Style and Technique
Robbe-Grillet uses surrealism to illustrate feelings about traditional gender relations. This is perhaps the best form in which to express such thoughts, as the topics and questions raised challenge the traditional way one thinks about the world. It is also more effective to present this conflict with shadowy characters in an unreal setting than to discuss it in a more realistic manner. The surreal context allows readers to step outside their own situations and look at the story from a perspective that had not been previously possible. Thus readers may empathize with a fictional character who may not be unlike a person from everyday life. Readers may then be equipped to apply this new perspective to their own situations.
Robbe-Grillet’s writing is characterized by detailed descriptions. The story begins with the minute details of a flow of blood that, at first, seems to fill the entire picture. It is hard for the reader to tell what will happen next, because the setting is so unfamiliar.

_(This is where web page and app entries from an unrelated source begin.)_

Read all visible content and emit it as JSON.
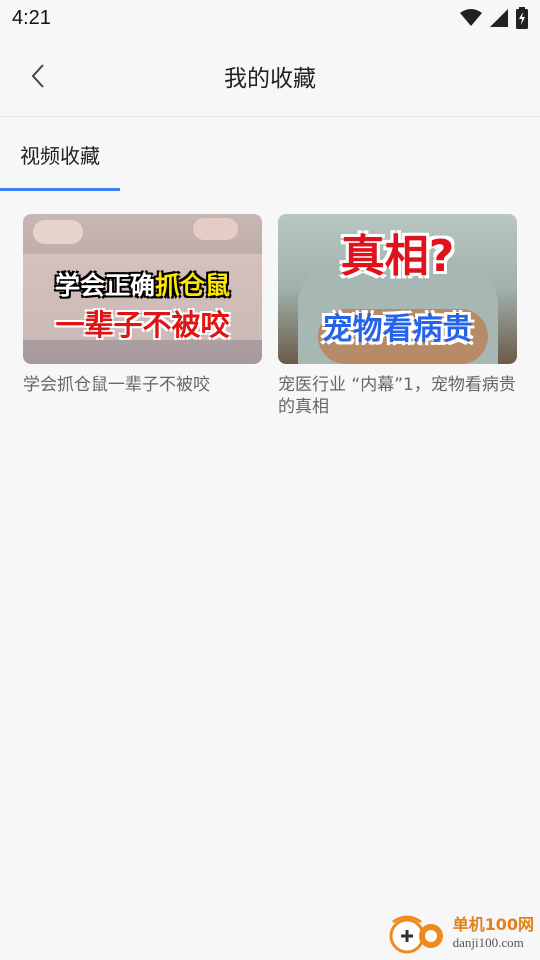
{
  "status_bar": {
    "time": "4:21",
    "icons": [
      "wifi-icon",
      "signal-icon",
      "battery-charging-icon"
    ]
  },
  "header": {
    "back_icon": "chevron-left-icon",
    "title": "我的收藏"
  },
  "tabs": [
    {
      "label": "视频收藏",
      "active": true
    }
  ],
  "accent_color": "#3b82f6",
  "videos": [
    {
      "thumbnail_line1_a": "学会正确",
      "thumbnail_line1_b": "抓仓鼠",
      "thumbnail_line2": "一辈子不被咬",
      "title": "学会抓仓鼠一辈子不被咬"
    },
    {
      "thumbnail_line1": "真相?",
      "thumbnail_line2": "宠物看病贵",
      "title": "宠医行业 “内幕”1，宠物看病贵的真相"
    }
  ],
  "watermark": {
    "brand": "单机100网",
    "url": "danji100.com"
  }
}
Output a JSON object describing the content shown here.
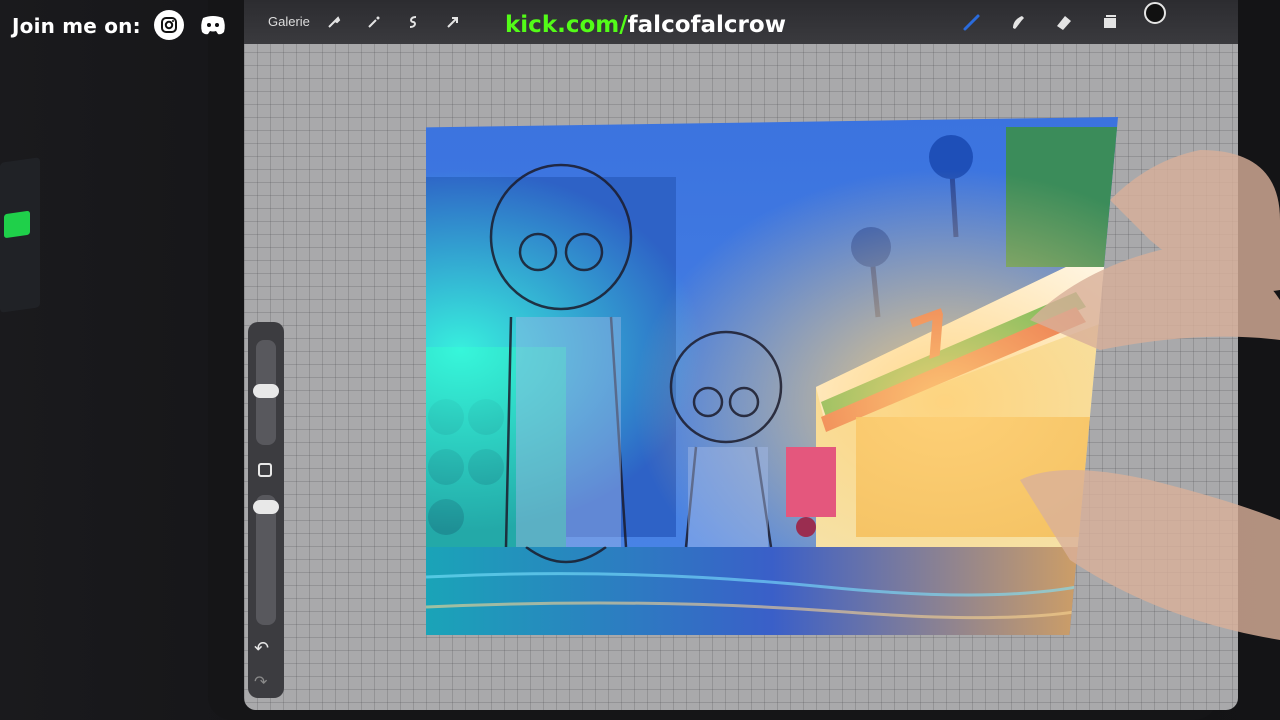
{
  "overlay": {
    "join_text": "Join me on:",
    "kick_prefix": "kick.com/",
    "kick_handle": "falcofalcrow",
    "social_icons": [
      "instagram-icon",
      "discord-icon"
    ],
    "accent_color": "#53fc18"
  },
  "toolbar": {
    "gallery_label": "Galerie",
    "left_tools": [
      "wrench-icon",
      "magic-wand-icon",
      "selection-icon",
      "transform-arrow-icon"
    ],
    "right_tools": [
      "brush-icon",
      "smudge-icon",
      "eraser-icon",
      "layers-icon",
      "color-picker-icon"
    ],
    "active_tool": "brush-icon",
    "active_color": "#2a6bdc"
  },
  "sidebar": {
    "tools": [
      "brush-size-slider",
      "modify-button",
      "opacity-slider",
      "undo-icon",
      "redo-icon"
    ]
  }
}
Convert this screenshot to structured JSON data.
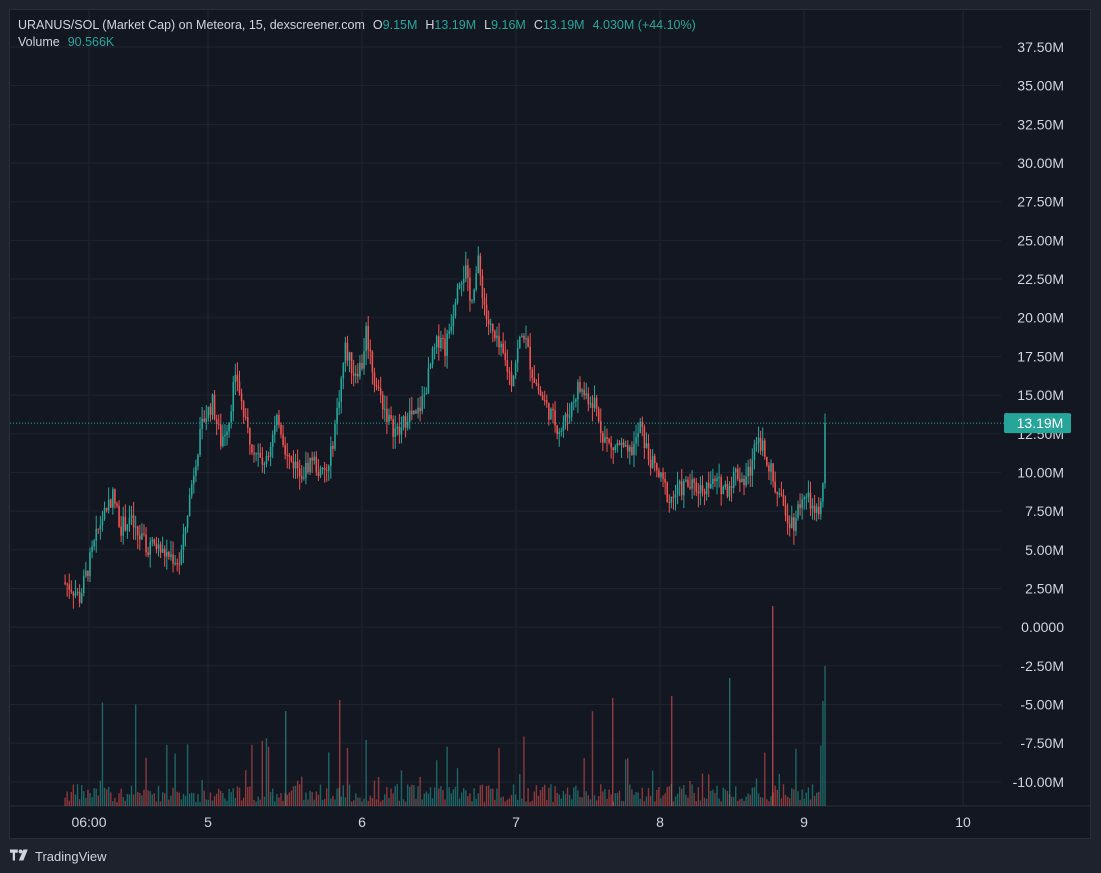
{
  "legend": {
    "symbol": "URANUS/SOL (Market Cap) on Meteora, 15, dexscreener.com",
    "o_key": "O",
    "o_val": "9.15M",
    "h_key": "H",
    "h_val": "13.19M",
    "l_key": "L",
    "l_val": "9.16M",
    "c_key": "C",
    "c_val": "13.19M",
    "change": "4.030M (+44.10%)",
    "volume_label": "Volume",
    "volume_value": "90.566K"
  },
  "price_badge": "13.19M",
  "footer": {
    "brand": "TradingView"
  },
  "colors": {
    "up": "#26a69a",
    "down": "#ef5350",
    "background": "#131722",
    "grid": "#1f2430",
    "text": "#d1d4dc"
  },
  "chart_data": {
    "type": "candlestick",
    "y_axis_ticks": [
      "37.50M",
      "35.00M",
      "32.50M",
      "30.00M",
      "27.50M",
      "25.00M",
      "22.50M",
      "20.00M",
      "17.50M",
      "15.00M",
      "12.50M",
      "10.00M",
      "7.50M",
      "5.00M",
      "2.50M",
      "0.0000",
      "-2.50M",
      "-5.00M",
      "-7.50M",
      "-10.00M"
    ],
    "x_axis_ticks": [
      "06:00",
      "5",
      "6",
      "7",
      "8",
      "9",
      "10"
    ],
    "ylim_millions": [
      -11,
      38.5
    ],
    "last_price_millions": 13.19,
    "price_path_millions": [
      [
        0,
        2.9
      ],
      [
        4,
        2.6
      ],
      [
        8,
        1.9
      ],
      [
        12,
        3.8
      ],
      [
        16,
        5.8
      ],
      [
        20,
        7.6
      ],
      [
        24,
        8.5
      ],
      [
        28,
        6.5
      ],
      [
        32,
        7.0
      ],
      [
        36,
        6.0
      ],
      [
        40,
        5.2
      ],
      [
        44,
        5.3
      ],
      [
        48,
        4.8
      ],
      [
        52,
        4.6
      ],
      [
        56,
        4.2
      ],
      [
        58,
        5.5
      ],
      [
        60,
        7.5
      ],
      [
        64,
        11.0
      ],
      [
        68,
        13.5
      ],
      [
        72,
        14.5
      ],
      [
        76,
        12.0
      ],
      [
        80,
        13.5
      ],
      [
        82,
        15.5
      ],
      [
        84,
        16.0
      ],
      [
        88,
        13.0
      ],
      [
        92,
        11.5
      ],
      [
        96,
        10.5
      ],
      [
        100,
        12.0
      ],
      [
        104,
        13.5
      ],
      [
        108,
        11.0
      ],
      [
        112,
        10.5
      ],
      [
        116,
        10.0
      ],
      [
        120,
        11.0
      ],
      [
        124,
        9.8
      ],
      [
        128,
        10.2
      ],
      [
        132,
        14.0
      ],
      [
        136,
        18.0
      ],
      [
        140,
        16.5
      ],
      [
        144,
        17.0
      ],
      [
        146,
        19.2
      ],
      [
        150,
        16.0
      ],
      [
        154,
        14.5
      ],
      [
        158,
        13.0
      ],
      [
        162,
        12.5
      ],
      [
        166,
        13.8
      ],
      [
        170,
        13.5
      ],
      [
        174,
        15.0
      ],
      [
        178,
        17.5
      ],
      [
        182,
        19.0
      ],
      [
        184,
        18.0
      ],
      [
        188,
        20.5
      ],
      [
        190,
        22.5
      ],
      [
        194,
        23.0
      ],
      [
        196,
        21.0
      ],
      [
        200,
        23.5
      ],
      [
        204,
        20.0
      ],
      [
        208,
        18.5
      ],
      [
        212,
        17.5
      ],
      [
        216,
        16.0
      ],
      [
        220,
        18.5
      ],
      [
        222,
        19.0
      ],
      [
        226,
        16.5
      ],
      [
        230,
        15.0
      ],
      [
        234,
        14.0
      ],
      [
        238,
        13.0
      ],
      [
        240,
        12.8
      ],
      [
        244,
        14.0
      ],
      [
        248,
        15.5
      ],
      [
        252,
        15.0
      ],
      [
        256,
        14.5
      ],
      [
        260,
        12.5
      ],
      [
        264,
        11.5
      ],
      [
        268,
        11.8
      ],
      [
        272,
        11.0
      ],
      [
        276,
        12.0
      ],
      [
        278,
        13.0
      ],
      [
        282,
        11.0
      ],
      [
        286,
        10.0
      ],
      [
        290,
        9.0
      ],
      [
        292,
        8.2
      ],
      [
        296,
        8.8
      ],
      [
        300,
        9.2
      ],
      [
        304,
        9.0
      ],
      [
        308,
        9.0
      ],
      [
        312,
        9.3
      ],
      [
        316,
        9.2
      ],
      [
        320,
        9.0
      ],
      [
        324,
        10.0
      ],
      [
        328,
        9.5
      ],
      [
        332,
        10.5
      ],
      [
        334,
        12.5
      ],
      [
        338,
        11.5
      ],
      [
        342,
        9.5
      ],
      [
        346,
        8.0
      ],
      [
        350,
        7.0
      ],
      [
        352,
        6.8
      ],
      [
        356,
        8.5
      ],
      [
        360,
        8.0
      ],
      [
        362,
        7.2
      ],
      [
        364,
        7.3
      ],
      [
        366,
        9.15
      ],
      [
        367,
        13.19
      ]
    ]
  }
}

When the unfamiliarity is established, Robbe-Grillet denaturalizes the view of the reader through a cinematic viewpoint. The reader is coerced into viewing the scene in the way the author has presented it. This cinematic technique is useful in demonstrating the author’s assertion that the mutilations described happen in a temporal context as well as in a spatial one, a fact most clearly demonstrated as the story appears to rewind and play back, and also when the author reveals the same scenes from different vantage points.